- Picking a location that already has above average growth momentum. This can be more difficult to accurately pick, so be careful. Some investment-grade locations are more popular or trendy than others, and riding that momentum can be helpful; and/or
- Buying a property that would benefit from cosmetic improvements. Economically upgrading the kitchen and bathrooms; a coat of paint and new carpets can substantially improve a property’s value and ‘create’ equity.
However, the above strategies are not mutually exclusive. You MUST still ensure that the property has sound, long-term fundamentals. That way, if you mess up the abovementioned tactics, at least you will still enjoy decent growth in the long run. Plus, if you buy a quality asset, the chances of losing money are substantially reduced.
Buying the right property is particularly pertinent for first home buyers
The understanding that is it important to buy well is particularly important for first home buyers. The reason is that first home buyers tend to have a relatively weak asset base and therefore have more to gain from creating as much equity as quick as possible. Also, they tend to have lower incomes which makes building equity via debt repayment all the more difficult.
As such, making an astute decision with respect to your first property (i.e. buying well) could create a substantial amount of equity, in dollar terms, compared to their starting deposit and/or income. That is, a first home buyer with a $40,000 deposit and a modest income could amass well over $100,000 of equity in a relatively short amount of time.
This ‘financial kick start’ could catapult a young adult’s financial position dramatically.
What if you currently own the ‘wrong’ property?
Of course, we all make mistakes in life and that sometimes to extends to buying the wrong property. But all is not lost. The most important step is recognising you have made a mistake and develop a plan to fix it.

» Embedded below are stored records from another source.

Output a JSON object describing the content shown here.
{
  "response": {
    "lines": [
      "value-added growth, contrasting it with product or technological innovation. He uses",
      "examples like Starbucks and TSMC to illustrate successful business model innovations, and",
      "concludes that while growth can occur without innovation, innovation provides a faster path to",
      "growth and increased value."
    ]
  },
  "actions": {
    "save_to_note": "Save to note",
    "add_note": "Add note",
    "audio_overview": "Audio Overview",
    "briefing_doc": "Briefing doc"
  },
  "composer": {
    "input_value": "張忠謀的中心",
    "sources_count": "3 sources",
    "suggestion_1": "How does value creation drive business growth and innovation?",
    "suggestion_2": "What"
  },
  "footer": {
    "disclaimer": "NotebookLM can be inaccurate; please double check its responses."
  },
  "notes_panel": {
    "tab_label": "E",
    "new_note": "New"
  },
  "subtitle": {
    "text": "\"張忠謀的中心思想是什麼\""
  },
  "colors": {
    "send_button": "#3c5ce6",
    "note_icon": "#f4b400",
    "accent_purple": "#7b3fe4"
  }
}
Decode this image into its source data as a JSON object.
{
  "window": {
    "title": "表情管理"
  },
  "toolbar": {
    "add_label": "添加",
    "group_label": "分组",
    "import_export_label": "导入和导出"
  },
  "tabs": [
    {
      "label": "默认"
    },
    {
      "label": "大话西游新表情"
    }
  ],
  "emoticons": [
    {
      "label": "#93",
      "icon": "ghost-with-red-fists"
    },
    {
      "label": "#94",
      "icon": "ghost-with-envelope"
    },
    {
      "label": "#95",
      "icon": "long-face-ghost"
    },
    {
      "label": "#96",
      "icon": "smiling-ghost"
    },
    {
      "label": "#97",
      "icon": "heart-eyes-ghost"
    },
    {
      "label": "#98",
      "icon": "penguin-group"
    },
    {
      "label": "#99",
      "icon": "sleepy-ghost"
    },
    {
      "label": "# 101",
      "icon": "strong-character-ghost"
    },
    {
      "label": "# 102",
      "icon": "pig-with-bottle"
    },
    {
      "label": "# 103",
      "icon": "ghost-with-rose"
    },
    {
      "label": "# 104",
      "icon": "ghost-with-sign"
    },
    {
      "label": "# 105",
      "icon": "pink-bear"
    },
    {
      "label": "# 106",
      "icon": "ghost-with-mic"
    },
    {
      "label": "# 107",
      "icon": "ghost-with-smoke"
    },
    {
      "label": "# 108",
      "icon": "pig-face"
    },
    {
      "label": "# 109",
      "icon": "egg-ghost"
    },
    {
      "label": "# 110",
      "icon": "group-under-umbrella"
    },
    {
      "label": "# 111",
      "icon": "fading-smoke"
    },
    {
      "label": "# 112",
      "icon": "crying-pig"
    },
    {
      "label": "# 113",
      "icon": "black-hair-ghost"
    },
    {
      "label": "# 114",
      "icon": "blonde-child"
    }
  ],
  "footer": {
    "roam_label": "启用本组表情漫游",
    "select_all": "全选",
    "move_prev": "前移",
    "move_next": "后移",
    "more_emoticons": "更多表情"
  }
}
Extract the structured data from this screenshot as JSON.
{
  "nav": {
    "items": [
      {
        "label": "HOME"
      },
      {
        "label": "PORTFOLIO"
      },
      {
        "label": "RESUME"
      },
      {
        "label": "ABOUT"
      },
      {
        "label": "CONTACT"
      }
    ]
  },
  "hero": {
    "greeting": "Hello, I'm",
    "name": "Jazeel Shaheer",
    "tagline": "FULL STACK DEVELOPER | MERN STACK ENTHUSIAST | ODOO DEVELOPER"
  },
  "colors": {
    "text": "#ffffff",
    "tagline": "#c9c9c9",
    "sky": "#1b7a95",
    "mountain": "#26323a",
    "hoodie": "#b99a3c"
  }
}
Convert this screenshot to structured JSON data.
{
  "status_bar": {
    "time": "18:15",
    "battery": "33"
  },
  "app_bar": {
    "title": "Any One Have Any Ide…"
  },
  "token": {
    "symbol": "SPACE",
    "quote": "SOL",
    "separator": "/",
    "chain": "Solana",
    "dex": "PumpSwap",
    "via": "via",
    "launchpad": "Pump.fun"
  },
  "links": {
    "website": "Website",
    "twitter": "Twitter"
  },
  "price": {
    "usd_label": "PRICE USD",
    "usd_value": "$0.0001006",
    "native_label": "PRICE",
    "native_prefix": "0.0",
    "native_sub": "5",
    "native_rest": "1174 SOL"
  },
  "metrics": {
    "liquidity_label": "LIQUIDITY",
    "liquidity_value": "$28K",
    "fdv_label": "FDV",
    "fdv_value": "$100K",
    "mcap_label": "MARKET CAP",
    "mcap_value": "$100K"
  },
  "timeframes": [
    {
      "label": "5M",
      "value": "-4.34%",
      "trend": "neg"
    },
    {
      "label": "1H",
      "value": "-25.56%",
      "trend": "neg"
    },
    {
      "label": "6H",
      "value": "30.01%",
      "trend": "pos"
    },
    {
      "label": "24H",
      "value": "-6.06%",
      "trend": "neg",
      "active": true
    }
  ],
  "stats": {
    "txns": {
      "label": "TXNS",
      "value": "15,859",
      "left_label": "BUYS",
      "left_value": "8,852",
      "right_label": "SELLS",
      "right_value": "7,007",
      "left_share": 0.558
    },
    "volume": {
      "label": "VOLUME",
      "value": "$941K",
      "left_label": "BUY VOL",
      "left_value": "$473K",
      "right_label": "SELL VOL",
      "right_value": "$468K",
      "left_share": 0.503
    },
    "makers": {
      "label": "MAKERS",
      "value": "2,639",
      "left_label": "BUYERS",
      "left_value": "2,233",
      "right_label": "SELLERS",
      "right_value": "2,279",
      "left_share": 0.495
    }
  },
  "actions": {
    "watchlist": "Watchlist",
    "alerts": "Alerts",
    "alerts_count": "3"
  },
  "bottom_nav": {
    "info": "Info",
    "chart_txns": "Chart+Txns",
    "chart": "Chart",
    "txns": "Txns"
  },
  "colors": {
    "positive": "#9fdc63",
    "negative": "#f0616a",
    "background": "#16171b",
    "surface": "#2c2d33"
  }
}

The next step is to divest of your dud property whilst still maximising its sale value. That means you don’t want to give it away. But you also don’t want to wait 10 years before selling it either. Be realistic about its current value and pick the best time within the next 1 to 3 years to sell it.
Once you have done that, you can apply some of the ideas I discuss above to ensure you do not repeat same mistakes.
This applies to homes and investment properties
Where practical, I counsel my clients to apply an investment lens when selecting an owner-occupier home. Buying your home well, will improve your asset base, and therefore your ability to invest to build wealth.
I hope this blog goes some way to demonstrating how generating equity relatively quickly can catapult your investment plans. Good luck.